Segment Start: EXTRACTED MATERIAL

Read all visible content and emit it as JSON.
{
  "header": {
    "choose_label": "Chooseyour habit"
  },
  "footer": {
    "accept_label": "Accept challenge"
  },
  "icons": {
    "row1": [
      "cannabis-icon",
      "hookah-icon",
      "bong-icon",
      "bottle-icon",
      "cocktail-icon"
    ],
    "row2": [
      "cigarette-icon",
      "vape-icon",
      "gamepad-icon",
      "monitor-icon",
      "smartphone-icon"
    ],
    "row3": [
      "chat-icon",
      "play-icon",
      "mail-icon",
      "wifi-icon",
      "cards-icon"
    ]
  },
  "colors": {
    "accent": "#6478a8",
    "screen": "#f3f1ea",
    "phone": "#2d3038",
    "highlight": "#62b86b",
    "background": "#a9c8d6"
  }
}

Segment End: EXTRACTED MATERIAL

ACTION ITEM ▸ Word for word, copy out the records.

WRITTEN RESPONSE ▸
Read all visible content and emit it as JSON.
{
  "header": {
    "choose_label": "Chooseyour habit"
  },
  "footer": {
    "accept_label": "Accept challenge"
  },
  "icons": {
    "row1": [
      "cannabis-icon",
      "hookah-icon",
      "bong-icon",
      "bottle-icon",
      "cocktail-icon"
    ],
    "row2": [
      "cigarette-icon",
      "vape-icon",
      "gamepad-icon",
      "monitor-icon",
      "smartphone-icon"
    ],
    "row3": [
      "chat-icon",
      "play-icon",
      "mail-icon",
      "wifi-icon",
      "cards-icon"
    ]
  },
  "colors": {
    "accent": "#6478a8",
    "screen": "#f3f1ea",
    "phone": "#2d3038",
    "highlight": "#62b86b",
    "background": "#a9c8d6"
  }
}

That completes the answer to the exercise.